the techno-utility complex or, the end of the distributed

I'm en route to Vilnius for the weekend and then to Limerick for final reviews but I thought I'd still manage to get a blog entry in. It's a recurring theme of mine that the notion that the Internet is a distributed entity in which nodes communicate in a non-hierarchical manner is largely a matter of ideology. Still, take a look "Red Shift Meets Event Horizon" by Phil Waineright and "The Techno-Utility Complex" by Nicholas Carr. Boarding is in a few minutes so I don't have time to recount the entire argument now (well, I tried and stupidly I closed the window, losing the text). We're moving rapidly toward greater consolidation at the level of data centers.
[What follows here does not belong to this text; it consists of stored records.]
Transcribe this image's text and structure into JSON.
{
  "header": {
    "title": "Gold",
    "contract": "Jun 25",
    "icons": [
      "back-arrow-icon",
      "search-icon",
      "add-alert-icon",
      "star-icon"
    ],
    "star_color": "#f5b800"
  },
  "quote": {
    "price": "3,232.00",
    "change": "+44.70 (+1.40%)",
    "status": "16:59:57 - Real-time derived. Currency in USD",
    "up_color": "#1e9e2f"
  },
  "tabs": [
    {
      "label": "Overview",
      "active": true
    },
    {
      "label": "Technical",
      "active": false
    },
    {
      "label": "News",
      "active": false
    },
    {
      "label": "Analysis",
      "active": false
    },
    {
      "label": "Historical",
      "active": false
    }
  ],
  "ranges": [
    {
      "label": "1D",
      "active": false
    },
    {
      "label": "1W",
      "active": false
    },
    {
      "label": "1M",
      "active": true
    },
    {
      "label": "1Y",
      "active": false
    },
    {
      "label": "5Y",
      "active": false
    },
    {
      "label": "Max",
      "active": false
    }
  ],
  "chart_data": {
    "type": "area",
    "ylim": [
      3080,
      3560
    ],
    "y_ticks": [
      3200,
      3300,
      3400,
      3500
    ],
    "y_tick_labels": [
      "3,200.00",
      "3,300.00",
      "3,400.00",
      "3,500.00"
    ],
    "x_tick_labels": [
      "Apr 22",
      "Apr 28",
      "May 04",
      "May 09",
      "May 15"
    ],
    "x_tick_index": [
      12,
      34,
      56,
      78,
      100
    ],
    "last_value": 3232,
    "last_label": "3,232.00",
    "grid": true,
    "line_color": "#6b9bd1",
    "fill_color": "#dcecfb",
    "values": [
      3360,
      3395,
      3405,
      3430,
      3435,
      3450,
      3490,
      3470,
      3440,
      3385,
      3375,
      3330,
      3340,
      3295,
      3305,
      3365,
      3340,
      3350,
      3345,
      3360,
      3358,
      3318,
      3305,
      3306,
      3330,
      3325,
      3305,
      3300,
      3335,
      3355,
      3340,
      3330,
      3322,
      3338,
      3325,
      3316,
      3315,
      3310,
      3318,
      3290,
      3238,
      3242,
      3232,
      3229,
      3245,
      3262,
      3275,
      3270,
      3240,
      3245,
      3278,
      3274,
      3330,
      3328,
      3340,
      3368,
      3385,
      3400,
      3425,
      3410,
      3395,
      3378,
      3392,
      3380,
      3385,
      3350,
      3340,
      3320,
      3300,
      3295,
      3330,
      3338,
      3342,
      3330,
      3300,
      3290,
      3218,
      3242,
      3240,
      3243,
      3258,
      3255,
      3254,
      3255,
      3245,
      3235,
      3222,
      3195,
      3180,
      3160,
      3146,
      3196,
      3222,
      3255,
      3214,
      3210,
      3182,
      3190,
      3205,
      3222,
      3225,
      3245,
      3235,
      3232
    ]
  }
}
What implications does this have for privacy and surveillance? For cities (remember that the emergence of the contemporary data center went hand-in-hand with the development of the global city…and, correct me if I'm wrong, but these new data will  largely be located outside of urban conditions)? For regions (what does physical and telematic distance from these data centers mean, what does it mean if a country doesn't have access to them)?